## TO DO
Would you copy each line of the records that includes the word "exist"?

## EXCERPTED RECORDS

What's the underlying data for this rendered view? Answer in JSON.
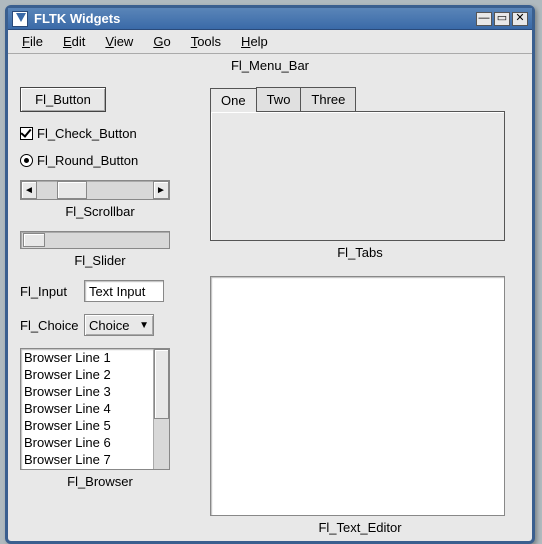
{
  "window": {
    "title": "FLTK Widgets"
  },
  "menubar": {
    "caption": "Fl_Menu_Bar",
    "items": [
      "File",
      "Edit",
      "View",
      "Go",
      "Tools",
      "Help"
    ]
  },
  "button": {
    "label": "Fl_Button"
  },
  "check": {
    "label": "Fl_Check_Button",
    "checked": true
  },
  "radio": {
    "label": "Fl_Round_Button",
    "checked": true
  },
  "scrollbar": {
    "caption": "Fl_Scrollbar"
  },
  "slider": {
    "caption": "Fl_Slider"
  },
  "input": {
    "label": "Fl_Input",
    "value": "Text Input"
  },
  "choice": {
    "label": "Fl_Choice",
    "value": "Choice"
  },
  "browser": {
    "caption": "Fl_Browser",
    "lines": [
      "Browser Line 1",
      "Browser Line 2",
      "Browser Line 3",
      "Browser Line 4",
      "Browser Line 5",
      "Browser Line 6",
      "Browser Line 7"
    ]
  },
  "tabs": {
    "caption": "Fl_Tabs",
    "items": [
      "One",
      "Two",
      "Three"
    ],
    "active": 0
  },
  "texteditor": {
    "caption": "Fl_Text_Editor"
  }
}
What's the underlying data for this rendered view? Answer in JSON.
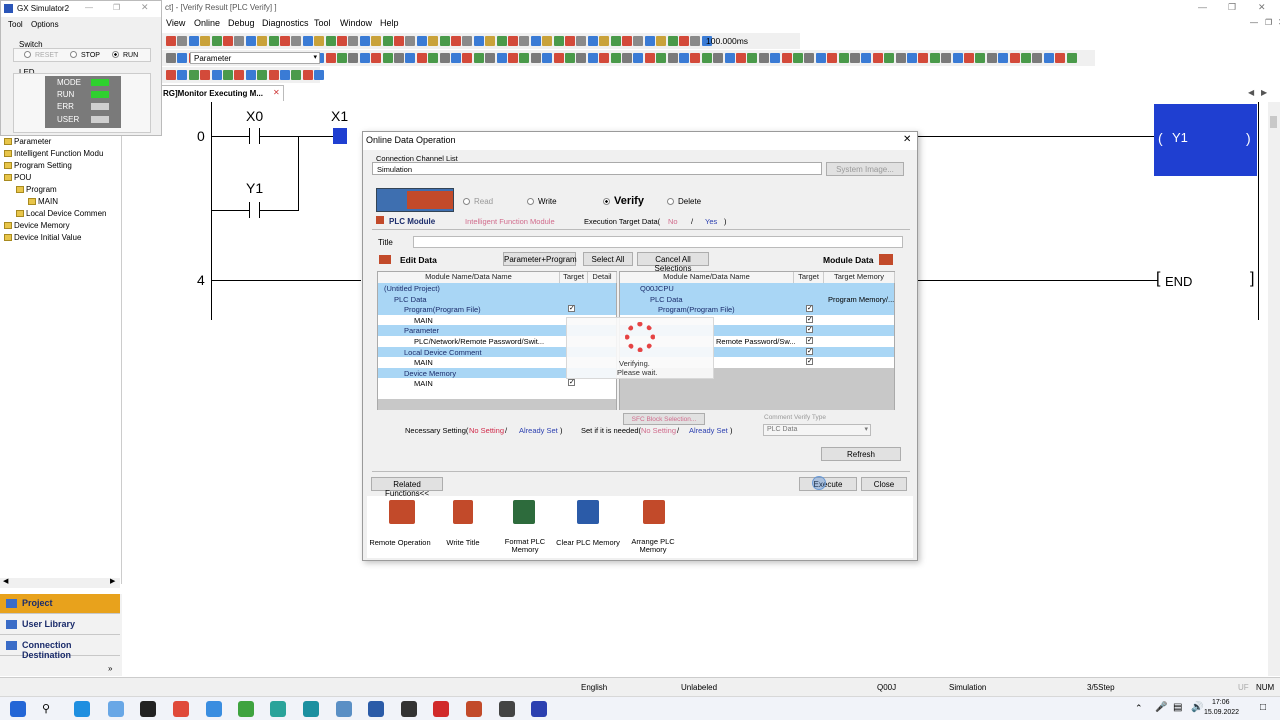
{
  "app": {
    "title": "ct] - [Verify Result [PLC Verify] ]"
  },
  "menu": [
    "View",
    "Online",
    "Debug",
    "Diagnostics",
    "Tool",
    "Window",
    "Help"
  ],
  "toolbar": {
    "interval": "100.000ms",
    "parameter_combo": "Parameter"
  },
  "tab": {
    "label": "[PRG]Monitor Executing M...",
    "tab_prefix": "RG]Monitor Executing M..."
  },
  "simulator": {
    "title": "GX Simulator2",
    "menu": [
      "Tool",
      "Options"
    ],
    "switch_label": "Switch",
    "switch_options": [
      "RESET",
      "STOP",
      "RUN"
    ],
    "switch_selected": "RUN",
    "led_label": "LED",
    "leds": [
      {
        "name": "MODE",
        "color": "#2fd12f"
      },
      {
        "name": "RUN",
        "color": "#2fd12f"
      },
      {
        "name": "ERR",
        "color": "#cfcfcf"
      },
      {
        "name": "USER",
        "color": "#cfcfcf"
      }
    ]
  },
  "nav_tree": [
    {
      "label": "Parameter",
      "indent": 0
    },
    {
      "label": "Intelligent Function Modu",
      "indent": 0
    },
    {
      "label": "Program Setting",
      "indent": 0
    },
    {
      "label": "POU",
      "indent": 0
    },
    {
      "label": "Program",
      "indent": 1
    },
    {
      "label": "MAIN",
      "indent": 2
    },
    {
      "label": "Local Device Commen",
      "indent": 1
    },
    {
      "label": "Device Memory",
      "indent": 0
    },
    {
      "label": "Device Initial Value",
      "indent": 0
    }
  ],
  "nav_panels": [
    "Project",
    "User Library",
    "Connection Destination"
  ],
  "ladder": {
    "step0": "0",
    "step4": "4",
    "contact1": "X0",
    "contact2": "X1",
    "contact3": "Y1",
    "coil": "Y1",
    "end": "END"
  },
  "dialog": {
    "title": "Online Data Operation",
    "conn_label": "Connection Channel List",
    "conn_value": "Simulation",
    "system_image": "System Image...",
    "ops": {
      "read": "Read",
      "write": "Write",
      "verify": "Verify",
      "delete": "Delete",
      "selected": "Verify"
    },
    "tabs": {
      "plc_module": "PLC Module",
      "intelligent": "Intelligent Function Module"
    },
    "exec_target": "Execution Target Data(",
    "exec_no": "No",
    "exec_slash": "/",
    "exec_yes": "Yes",
    "exec_close": ")",
    "title_label": "Title",
    "edit_data": "Edit Data",
    "module_data": "Module Data",
    "btn_param_prog": "Parameter+Program",
    "btn_select_all": "Select All",
    "btn_cancel_all": "Cancel All Selections",
    "left_headers": [
      "Module Name/Data Name",
      "Target",
      "Detail"
    ],
    "right_headers": [
      "Module Name/Data Name",
      "Target",
      "Target Memory"
    ],
    "left_rows": [
      {
        "label": "(Untitled Project)",
        "indent": 0,
        "sel": true,
        "check": false
      },
      {
        "label": "PLC Data",
        "indent": 1,
        "sel": true,
        "check": false
      },
      {
        "label": "Program(Program File)",
        "indent": 2,
        "sel": true,
        "check": true
      },
      {
        "label": "MAIN",
        "indent": 3,
        "sel": false,
        "check": false
      },
      {
        "label": "Parameter",
        "indent": 2,
        "sel": true,
        "check": false
      },
      {
        "label": "PLC/Network/Remote Password/Swit...",
        "indent": 3,
        "sel": false,
        "check": false
      },
      {
        "label": "Local Device Comment",
        "indent": 2,
        "sel": true,
        "check": false
      },
      {
        "label": "MAIN",
        "indent": 3,
        "sel": false,
        "check": false
      },
      {
        "label": "Device Memory",
        "indent": 2,
        "sel": true,
        "check": false
      },
      {
        "label": "MAIN",
        "indent": 3,
        "sel": false,
        "check": true
      }
    ],
    "right_rows": [
      {
        "label": "Q00JCPU",
        "sel": true,
        "memory": "",
        "check": false
      },
      {
        "label": "PLC Data",
        "sel": true,
        "memory": "Program Memory/...",
        "check": false
      },
      {
        "label": "Program(Program File)",
        "sel": true,
        "memory": "",
        "check": true
      },
      {
        "label": "",
        "sel": false,
        "memory": "",
        "check": true
      },
      {
        "label": "",
        "sel": true,
        "memory": "",
        "check": true
      },
      {
        "label": "Remote Password/Sw...",
        "sel": false,
        "memory": "",
        "check": true
      },
      {
        "label": "",
        "sel": true,
        "memory": "",
        "check": true
      },
      {
        "label": "",
        "sel": false,
        "memory": "",
        "check": true
      }
    ],
    "verifying_line1": "Verifying.",
    "verifying_line2": "Please wait.",
    "sfc_block": "SFC Block Selection...",
    "comment_verify_type": "Comment Verify Type",
    "plc_data_combo": "PLC Data",
    "necessary": "Necessary Setting(",
    "no_setting": "No Setting",
    "slash": "/",
    "already_set": "Already Set",
    "close_paren": ")",
    "set_if_needed": "Set if it is needed(",
    "refresh": "Refresh",
    "related": "Related Functions<<",
    "execute": "Execute",
    "close": "Close",
    "related_items": [
      "Remote Operation",
      "Write Title",
      "Format PLC Memory",
      "Clear PLC Memory",
      "Arrange PLC Memory"
    ]
  },
  "status": {
    "lang": "English",
    "label": "Unlabeled",
    "cpu": "Q00J",
    "conn": "Simulation",
    "step": "3/5Step",
    "ovr": "UF",
    "num": "NUM"
  },
  "taskbar": {
    "time": "17:06",
    "date": "15.09.2022"
  }
}
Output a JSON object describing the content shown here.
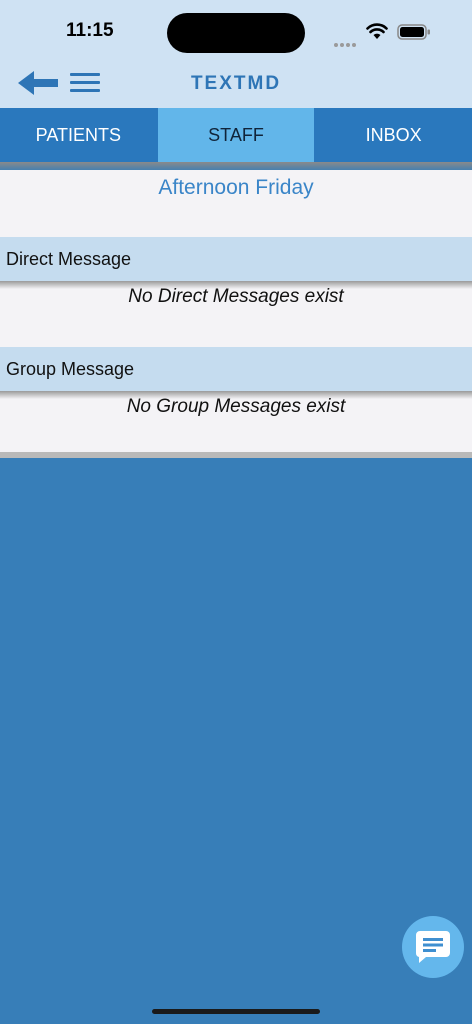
{
  "status_bar": {
    "time": "11:15"
  },
  "nav": {
    "title": "TEXTMD"
  },
  "tabs": [
    {
      "label": "PATIENTS",
      "active": false
    },
    {
      "label": "STAFF",
      "active": true
    },
    {
      "label": "INBOX",
      "active": false
    }
  ],
  "main": {
    "subtitle": "Afternoon Friday",
    "direct": {
      "header": "Direct Message",
      "empty": "No Direct Messages exist"
    },
    "group": {
      "header": "Group Message",
      "empty": "No Group Messages exist"
    }
  },
  "colors": {
    "accent": "#2e75b6",
    "background": "#377eb8",
    "active_tab": "#62b6ea"
  },
  "icons": {
    "back": "arrow-left-icon",
    "menu": "hamburger-icon",
    "chat": "chat-bubble-icon"
  }
}
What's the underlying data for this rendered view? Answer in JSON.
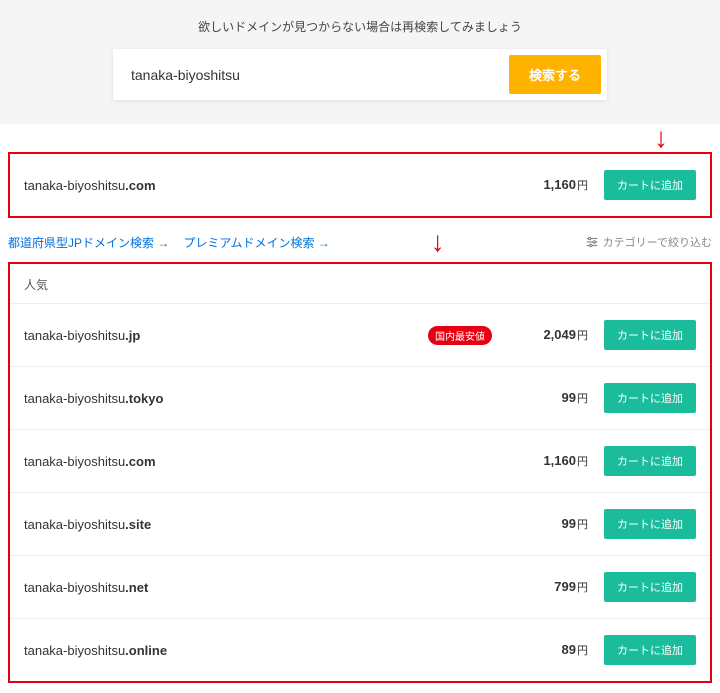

## OUTPUT
      "empty": "No Direct Messages exist"
      "empty": "No Group Messages exist"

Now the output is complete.